PIRATE Act one step closer to passage, may be passed within a week
On Friday the Senate passed the PIRATE Act, using a speedy method for passage usually reserved from noncontroversial bills. The House still must vote on the PIRATE Act in order for it to become law. The Senate Judiciary Committee is responsible for coming up with these laws.
Congress is attempting to pass the PIRATE Act in a quick and stealthy fashion, similar to how the the Judiciary Committee is attempting to get the INDUCE Act passed. These are both very controversial bills and not a single hearing has been held for either of them. A reason, one suspects, is because the senior members of the Judiciary committe get lots of donations from the entertainment industry: so far in 2004, Patrick Leahy has received $178,000 in campaign contributions from the entertainment industries, that's the second-biggest source of donations to Leahy behind lawyers. Orrin Hatch has received $152,360. These guys have definatly gone out for drinks with Jack Valenti after work.
To actually debate these bills would bring to light the Bill's many problems. The RIAA and MPAA just want them passed, and quickly, before any press and critics get a say.
Foes of the Pirate Act have been alarmed by the unusual alacrity of the proposal's legislative progress. It was introduced just two months ago, on March 25, and not one hearing was held before the Judiciary committee forwarded it to the full Senate for a vote a month later.
For instance, the main change the PIRATE Act will make to US law is that it will allow the Gov't to go after file sharers in a similar fashion to the way the RIAA has been suing them by the hundreds, in civil suits. Typically the Gov't, when going after criminals, file criminal charges against them. Obviously their priorities are other than to prosecute teenage file sharers, considering the concern with such other criminal acts as murder, rape, terrorism, etc. Believe it or not, the Justice Dept does have limited (taxpayer) resources and must pick it's priorities.
The Pirate Act represents the latest legislative priority for the Recording Industry Association of America (RIAA) and its allies, who collectively argue that dramatic action is necessary to prevent file-swapping networks from continuing to blossom in popularity.
They don't want any hearings because there would be some difficule and embarrassing questions:
"I can't imagine that (Hollywood lobbyist) Jack Valenti or (RIAA chairman) Mitch Bainwol really wants to come before Congress and give testimony saying, 'We can't afford to bring these lawsuits. That's why we want the taxpayer to pay for them.' I can't believe they want to do that in public."
Bonus for the entertainment industry, they get to use wiretaps now!
[T]he Justice Department likely would be able to seek wiretaps to collect evidence about P2P infringement. Current wiretap law says electronic communications may be intercepted when a potential federal felony is being investigated.
A basic problem with the PIRATE Act is that it forces the Justice Dept. to do the RIAAs job for it, using taxpayer money. Should the Justice Dept spend a couple million bucks next year suing file sharers? Sounds like a waste to me when the RIAA is doing a fine job already. Also, if the INDUCE Act passes there will be no need to sue file sharers anyway, because there will no longer be any P2P networks or iPods around.

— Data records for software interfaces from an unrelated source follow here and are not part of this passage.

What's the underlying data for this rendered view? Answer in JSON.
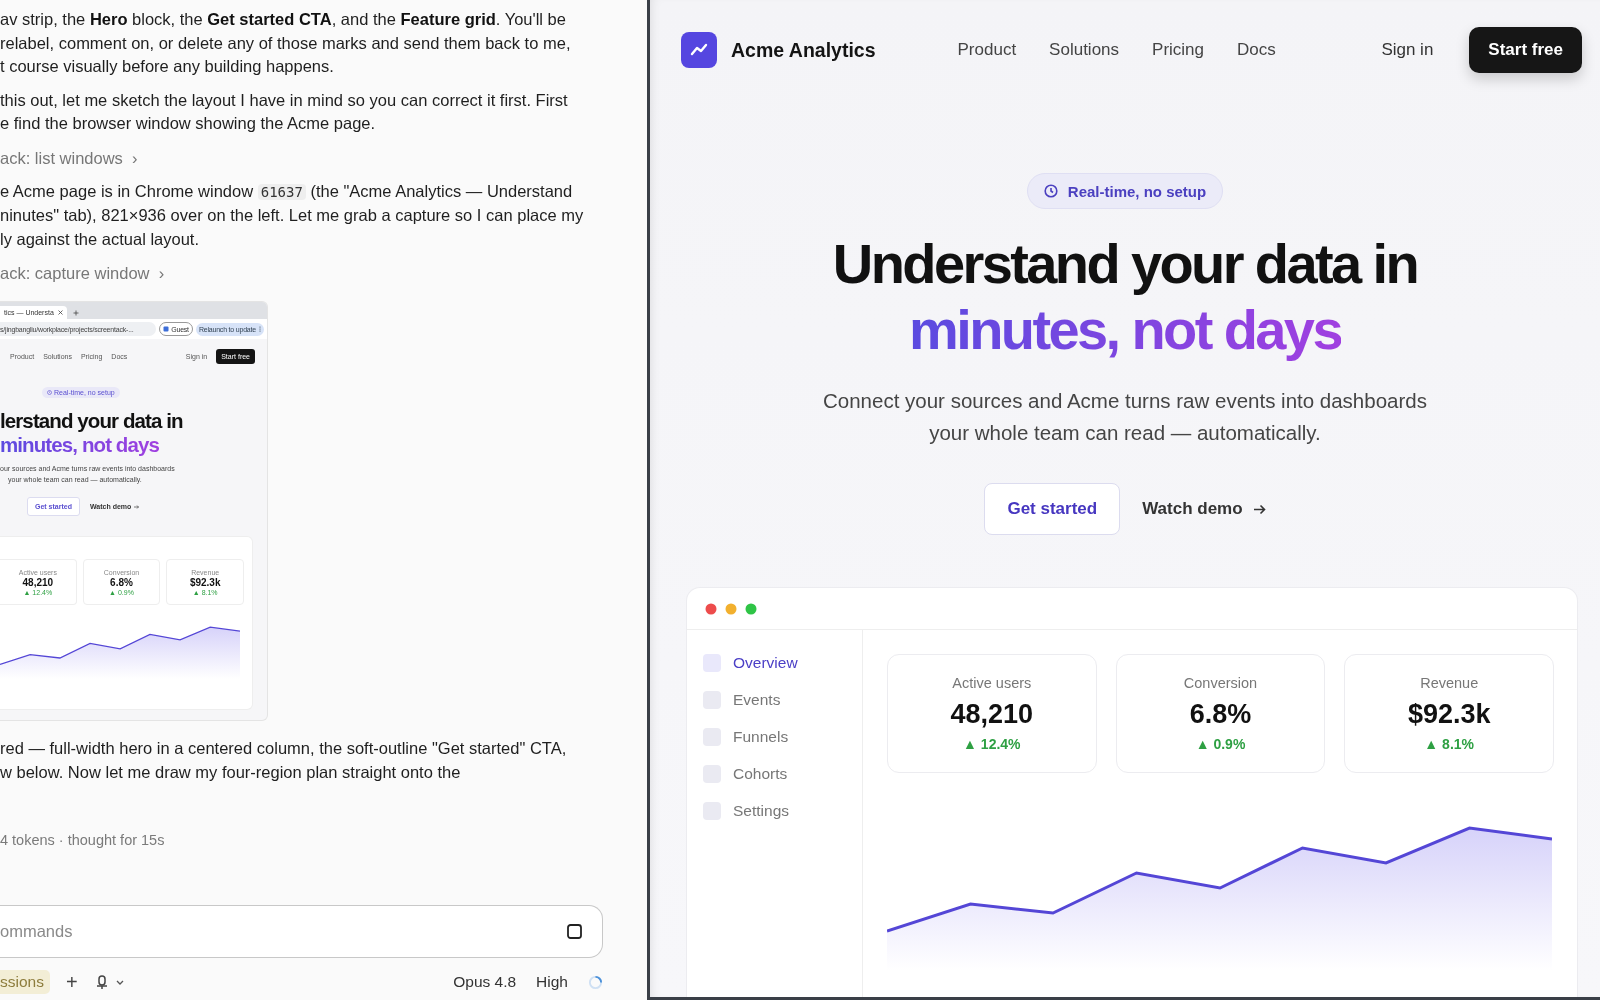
{
  "chat": {
    "blocks": [
      {
        "kind": "paragraph",
        "lines": [
          [
            {
              "kind": "plain",
              "text": "av strip, the "
            },
            {
              "kind": "bold",
              "text": "Hero"
            },
            {
              "kind": "plain",
              "text": " block, the "
            },
            {
              "kind": "bold",
              "text": "Get started CTA"
            },
            {
              "kind": "plain",
              "text": ", and the "
            },
            {
              "kind": "bold",
              "text": "Feature grid"
            },
            {
              "kind": "plain",
              "text": ". You'll be"
            }
          ],
          [
            {
              "kind": "plain",
              "text": "relabel, comment on, or delete any of those marks and send them back to me,"
            }
          ],
          [
            {
              "kind": "plain",
              "text": "t course visually before any building happens."
            }
          ]
        ]
      },
      {
        "kind": "paragraph",
        "lines": [
          [
            {
              "kind": "plain",
              "text": "this out, let me sketch the layout I have in mind so you can correct it first. First"
            }
          ],
          [
            {
              "kind": "plain",
              "text": "e find the browser window showing the Acme page."
            }
          ]
        ]
      },
      {
        "kind": "tool",
        "text": "ack: list windows",
        "chevron": "›"
      },
      {
        "kind": "paragraph",
        "lines": [
          [
            {
              "kind": "plain",
              "text": "e Acme page is in Chrome window "
            },
            {
              "kind": "code",
              "text": "61637"
            },
            {
              "kind": "plain",
              "text": " (the \"Acme Analytics — Understand"
            }
          ],
          [
            {
              "kind": "plain",
              "text": "ninutes\" tab), 821×936 over on the left. Let me grab a capture so I can place my"
            }
          ],
          [
            {
              "kind": "plain",
              "text": "ly against the actual layout."
            }
          ]
        ]
      },
      {
        "kind": "tool",
        "text": "ack: capture window",
        "chevron": "›"
      },
      {
        "kind": "capture"
      },
      {
        "kind": "paragraph",
        "lines": [
          [
            {
              "kind": "plain",
              "text": "red — full-width hero in a centered column, the soft-outline \"Get started\" CTA,"
            }
          ],
          [
            {
              "kind": "plain",
              "text": "w below. Now let me draw my four-region plan straight onto the"
            }
          ]
        ]
      },
      {
        "kind": "meta",
        "text": "4 tokens · thought for 15s"
      }
    ],
    "composer": {
      "placeholder": "ommands"
    },
    "footer": {
      "mode": "ssions",
      "add": "+",
      "model": "Opus 4.8",
      "effort": "High"
    }
  },
  "capture": {
    "tab": "tics — Understa",
    "url": "s/jingbangliu/workplace/projects/screentack-...",
    "profile": "Guest",
    "relaunch": "Relaunch to update",
    "nav": [
      "Product",
      "Solutions",
      "Pricing",
      "Docs"
    ],
    "sign_in": "Sign in",
    "cta": "Start free",
    "badge": "Real-time, no setup",
    "headline": "lerstand your data in",
    "headline_accent": "minutes, not days",
    "subtitle_lines": [
      "our sources and Acme turns raw events into dashboards",
      "your whole team can read — automatically."
    ],
    "primary": "Get started",
    "secondary": "Watch demo",
    "stats": [
      {
        "label": "Active users",
        "value": "48,210",
        "delta": "▲ 12.4%"
      },
      {
        "label": "Conversion",
        "value": "6.8%",
        "delta": "▲ 0.9%"
      },
      {
        "label": "Revenue",
        "value": "$92.3k",
        "delta": "▲ 8.1%"
      }
    ]
  },
  "site": {
    "brand": "Acme Analytics",
    "nav": [
      "Product",
      "Solutions",
      "Pricing",
      "Docs"
    ],
    "sign_in": "Sign in",
    "cta": "Start free",
    "badge": "Real-time, no setup",
    "headline": "Understand your data in",
    "headline_accent": "minutes, not days",
    "subtitle_lines": [
      "Connect your sources and Acme turns raw events into dashboards",
      "your whole team can read — automatically."
    ],
    "primary": "Get started",
    "secondary": "Watch demo",
    "dashboard": {
      "sidebar": [
        {
          "label": "Overview",
          "selected": true
        },
        {
          "label": "Events",
          "selected": false
        },
        {
          "label": "Funnels",
          "selected": false
        },
        {
          "label": "Cohorts",
          "selected": false
        },
        {
          "label": "Settings",
          "selected": false
        }
      ],
      "stats": [
        {
          "label": "Active users",
          "value": "48,210",
          "delta": "▲ 12.4%"
        },
        {
          "label": "Conversion",
          "value": "6.8%",
          "delta": "▲ 0.9%"
        },
        {
          "label": "Revenue",
          "value": "$92.3k",
          "delta": "▲ 8.1%"
        }
      ]
    }
  }
}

"It represents yet another point in another very long line of major corporate copyright interests pushing for and receiving what amounts to significant corporate welfare," said Adam Eisgrau, a lobbyist for the P2P United trade association. "This legislation literally offloads the cost of enforcing copyrights traditionally borne by the copyright holder onto the federal government and therefore the taxpayers."
Article at c|net, more at Wired, arstechnica, EFF, The Importance Of..., infoworld, and zdNet. Go ahead and try to find an article that casts this bill in a positive light, I dare you (and no press releases from the RIAA, etc.).